Coun. Sam Austin (Dartmouth Centre) moved Tuesday that council rescind its motion of October 2018 that directed staff to bring a detailed analysis of the SSE business plan back to council, and instead, scuttle the stadium plan outright.
Austin said the private-sector driven proposal promised by SSE is not what he’s seen.
“We are being asked to build the stadium, we are being asked to contribute to the ongoing capital cost, we are being asked to share the tax revenue for not just the stadium but for development at Shannon Park, development that will happen anyway, with or without a stadium,” Austin said.
“We’re going to pay to build the stadium, help with the ongoing costs, assume the risks, fix the off-site transportation needs but not own anything and leave the profit to Schooner Sports. This is quite the business proposal and not what I would have characterized as private-sector driven.”
The proposal would have SSE borrow money to build the stadium -- with the municipality, provincial and/or federal governments providing a guarantee -- and have SSE pay back the lender $5 million to $6 million a year over a 30-year period. The company’s proposal included five options for municipal funding, including a plan that would have HRM commit $2 million annually to the lender and SSE repaying $1 million to the municipality each year on ticket fees.
The stadium, land purchase at Shannon Park and other professional fees would run in the range of $130 million, Anthony LeBlanc, one of three founding SSE partners, has said. The stadium would have 12,000 permanent seats, 10,575 semi-permanent bleacher and temporary seats and standing room for 2,000. The group’s projected timeline is for a construction start date of February 2020 and a completed stadium by October 2022.
The Austin motion required the approval of two-thirds of councillors because it was a motion of recission. After a nearly two-hour debate, the motion failed by a 9-8 vote against.
Councillors, including Blackburn, who voted against Austin’s motion, argued that staff should be given the opportunity to do the job that council requested last October.

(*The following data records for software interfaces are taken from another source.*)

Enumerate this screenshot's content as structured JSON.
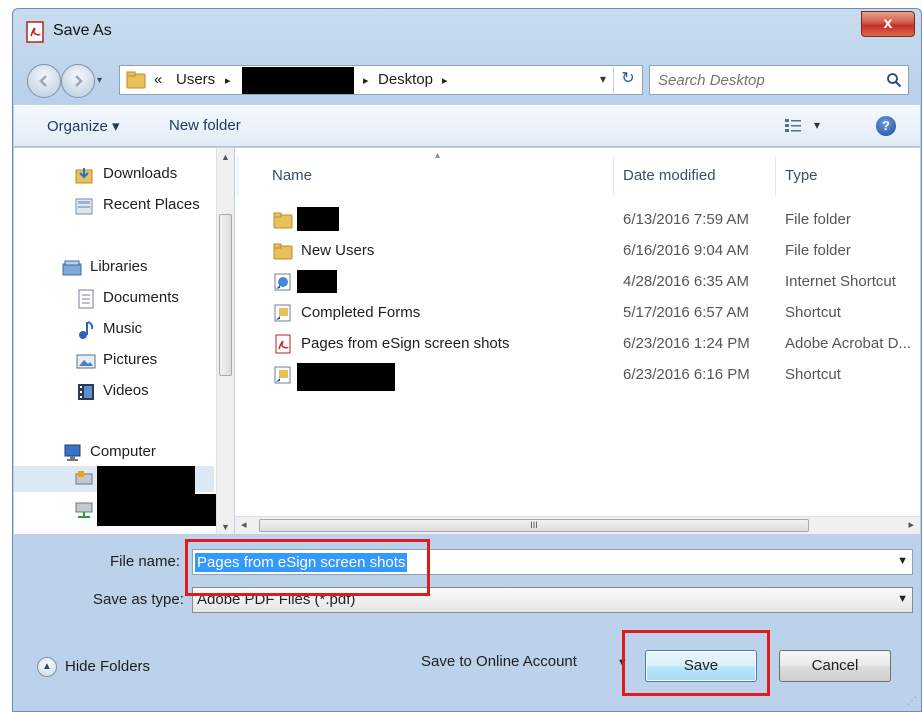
{
  "caption": "",
  "window": {
    "title": "Save As",
    "close_glyph": "x"
  },
  "address": {
    "crumb_prefix": "«",
    "crumbs": [
      "Users",
      "Desktop"
    ],
    "separator": "▸",
    "dropdown_glyph": "▾",
    "refresh_glyph": "↻"
  },
  "search": {
    "placeholder": "Search Desktop"
  },
  "toolbar": {
    "organize": "Organize ▾",
    "new_folder": "New folder",
    "views_glyph": "▾",
    "help": "?"
  },
  "nav_pane": {
    "items": [
      {
        "label": "Downloads",
        "icon": "downloads-icon"
      },
      {
        "label": "Recent Places",
        "icon": "recent-places-icon"
      },
      {
        "label": "Libraries",
        "icon": "libraries-icon"
      },
      {
        "label": "Documents",
        "icon": "documents-icon"
      },
      {
        "label": "Music",
        "icon": "music-icon"
      },
      {
        "label": "Pictures",
        "icon": "pictures-icon"
      },
      {
        "label": "Videos",
        "icon": "videos-icon"
      },
      {
        "label": "Computer",
        "icon": "computer-icon"
      }
    ]
  },
  "file_list": {
    "columns": {
      "name": "Name",
      "date": "Date modified",
      "type": "Type"
    },
    "rows": [
      {
        "name": "",
        "redacted": true,
        "date": "6/13/2016 7:59 AM",
        "type": "File folder",
        "icon": "folder-icon"
      },
      {
        "name": "New Users",
        "redacted": false,
        "date": "6/16/2016 9:04 AM",
        "type": "File folder",
        "icon": "folder-icon"
      },
      {
        "name": "",
        "redacted": true,
        "date": "4/28/2016 6:35 AM",
        "type": "Internet Shortcut",
        "icon": "internet-shortcut-icon"
      },
      {
        "name": "Completed Forms",
        "redacted": false,
        "date": "5/17/2016 6:57 AM",
        "type": "Shortcut",
        "icon": "shortcut-icon"
      },
      {
        "name": "Pages from eSign screen shots",
        "redacted": false,
        "date": "6/23/2016 1:24 PM",
        "type": "Adobe Acrobat D...",
        "icon": "pdf-icon"
      },
      {
        "name": "",
        "redacted": true,
        "date": "6/23/2016 6:16 PM",
        "type": "Shortcut",
        "icon": "shortcut-icon"
      }
    ],
    "hscroll_grip": "III"
  },
  "form": {
    "file_name_label": "File name:",
    "file_name_value": "Pages from eSign screen shots",
    "save_type_label": "Save as type:",
    "save_type_value": "Adobe PDF Files (*.pdf)"
  },
  "footer": {
    "hide_folders": "Hide Folders",
    "save_online": "Save to Online Account",
    "save": "Save",
    "cancel": "Cancel"
  },
  "colors": {
    "highlight": "#e01b1b",
    "selection": "#3399ff",
    "frame": "#b9d1ea"
  }
}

Blackburn said the vote shouldn’t be looked at as pro- or anti-stadium.
“This is about process,” Blackburn said.
“It’s the analysis that we need. What we have before us is a package of information with five options and I agree that not a single one of them on its own is palatable. But what we need is our staff experts to break it all down. Challenge the numbers, challenge why there are no numbers there. Is one better than the other. Is one better for our game here at HRM, is the final recommendation a combination of options or maybe staff has some alternatives that we are not seeing right now in front of us. Or maybe this whole thing is a pipe dream that can’t be supported by the numbers. That’s what I need staff to do and I want to give them time to do their job.”
Austin said the municipality is already experiencing a capital deficiency and has deferred maintenance costs.
“Since there is no money tree at city hall, if we choose the stadium project, we are choosing not to do other projects,” he said.
“We should end this now rather than sink six months of time in this.”
Coun. Bill Karsten (Dartmouth South-Eastern Passage) said abandoning the process without waiting for staff analysis would send a terrible message to businesses who want to engage with the municipality.
“Why would you trust us to look at any other proposal in the future,” Karsten said.
Austin said the message sent would be that if you want to work with the municipality, deliver on what you promised.
“Around the room here, I didn’t hear one person say this is a great proposal,” Austin said.
“If I was a resident sitting in the audience, watching TV, reviewing this later, the message I would be taking away from this is council is willing to spend time on fools’ errands chasing pipe dreams.”
Council eventually passed an alternative motion from Karsten asking Dube to return to council on one of their December meeting dates with a staff report that would address the SSE plan’s financial options and transportation and infrastructure requirements.
Dube said a staff update could be provided in December although the analysis would be far from complete at that time.
Reached for comment Tuesday, LeBlanc said “we look forward to continue working with HRM staff to assist in their process of analysis and eventual recommendation to council.”.